Apparently not asking any questions (or giving Mr El-Masri even the vaguest semblance of benefit of the doubt), the super-duper-double-secret "BLACK SNATCH TEAM" that was in charge of this government kidnapping, er... Routine Rendition whisked him away.

After two months of not making any headway in El-Masri's interrogation (which took place at an ominously named secret CIA haunt called "The Salt Pit"), the CIA began to have second-thoughts about whether or not they did in fact have a terror mastermind. He was in fact, merely a car salesman. He was in fact, an unemployed one at that- living in a single room in a German town with his wife and six kids. In February 2004, the CIA determined El-Masri's passport was in fact legit and that he was not in fact a terrorist, and that he did in fact have a wife and kids back home in Germany, and that he had in fact been telling the truth all along.

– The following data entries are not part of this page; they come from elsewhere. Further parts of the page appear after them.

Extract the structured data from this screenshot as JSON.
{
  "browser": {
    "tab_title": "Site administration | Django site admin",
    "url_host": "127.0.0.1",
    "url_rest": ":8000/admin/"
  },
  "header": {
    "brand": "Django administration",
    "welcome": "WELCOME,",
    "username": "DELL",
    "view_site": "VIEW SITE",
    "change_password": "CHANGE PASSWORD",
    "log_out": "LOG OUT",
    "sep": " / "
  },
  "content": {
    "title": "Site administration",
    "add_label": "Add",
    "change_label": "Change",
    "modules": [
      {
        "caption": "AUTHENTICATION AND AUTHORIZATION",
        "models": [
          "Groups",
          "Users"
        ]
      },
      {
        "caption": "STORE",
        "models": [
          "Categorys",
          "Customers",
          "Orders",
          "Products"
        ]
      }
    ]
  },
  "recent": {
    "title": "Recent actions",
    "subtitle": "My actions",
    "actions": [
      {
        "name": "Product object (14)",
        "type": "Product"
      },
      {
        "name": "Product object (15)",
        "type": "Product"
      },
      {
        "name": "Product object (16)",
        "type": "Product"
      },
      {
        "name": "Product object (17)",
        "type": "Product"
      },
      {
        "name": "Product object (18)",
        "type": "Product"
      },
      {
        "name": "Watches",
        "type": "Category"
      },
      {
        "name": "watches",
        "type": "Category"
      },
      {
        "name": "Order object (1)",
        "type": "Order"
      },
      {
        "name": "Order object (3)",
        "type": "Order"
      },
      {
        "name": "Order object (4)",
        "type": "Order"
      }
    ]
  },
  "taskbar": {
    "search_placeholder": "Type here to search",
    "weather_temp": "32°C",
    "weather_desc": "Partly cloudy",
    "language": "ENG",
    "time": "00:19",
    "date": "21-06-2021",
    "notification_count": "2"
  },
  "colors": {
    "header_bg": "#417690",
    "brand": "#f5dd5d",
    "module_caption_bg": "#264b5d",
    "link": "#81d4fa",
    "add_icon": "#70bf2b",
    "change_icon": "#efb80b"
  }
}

MSNBC quotes then-CIA Director George Tenet when informed of the situation as asking "You've got an innocent guy in the Salt Pit?" and then immediately said that El-Masri should be released. However, Masri (who claims he was tortured was held for weeks after Tenet ordered that he be released (according to Yosri Fouda, investigative journalist of Jazeera fame, he was held for months, not weeks). Masri describes his experience in detention in an interview with the British daily newspaper The Guardian:


"I heard the door being closed," says el-Masri. "And then they beat me from all sides, from everywhere, with hands and feet. With knives or scissors they took away my clothes. In silence. The beating, I think, was just to humiliate me, to hurt me, to make me afraid, to make me silent. They stripped me naked. I was terrified. They tried to take off my pants. I tried to stop them so they beat me again. And when I was naked I heard a camera." El-Masri breaks down as he recalls the moment when the men carried out an intrusive anal search...
El-Masri says the first of many interrogations was carried out by a masked man with a south Lebanese accent, with seven or eight silent observers in black masks listening in. "He said: 'Do you know where you are?' And I answered: 'Yes, I know, I'm in Kabul.' So he said: 'It's a country without laws. And nobody knows that you are here. Do you know what this means?'"
As it turned out, no-one did know where Masri was- including his wife who assumed that he had abandoned their family. He was released in late May. Journalist Fouda describes his release via Steve Clemons of The Washington Note:

"[he was] dumped him blind-folded in the deep forest, mountainous triangle area between Albania, Serbia and Macedonia. He had to walk out with no money, no identification.

He got to a border guard station -- and because of his inability to identify himself and because of how "outlandish" his story sounded to the border guards he met, he feared that the entire process would begin [again]..."
A year later, Condoleezza Rice may have finally offered an official apologya few days ago while on a diplomatic trip in Europe to German Chancellor Merkel. However if Rice did apologize to Merkel, as Merkel has publicly claimed- Rice certainly isn't willing to admit it.

A shocking story, no doubt. If there's a bright spot, it's that the ACLU has decided to take up his case- as of December 6th, 2005.

If there's any single dark spot however, it's that it seems El-Masri isn't alone- according to an article in the Sydney Morning Herald, which notes that the CIA is "investigating a growing number of what the agency calls 'erroneous renditions.'"
 

Bergslagstroll

DP Veteran
Joined
Jul 26, 2005
Messages
5,302
Reaction score
1,022
Gender
Male
Political Leaning
Undisclosed
That is the big problem then you start thinkning that everything is black and white, that the terrorist are evil scums and there don't deserve any rights. Because that leads to this, that innocent people will suffer.

But if you are cynical bastard this is not a big problem so long as the guy lives in Egypt or another country people don't care about. But in this case the guy comes from a big western nation and that means bad PR for the USA. So even cynical bastards in America should start to worry about that image USA gets abroad.
 
Top Bottom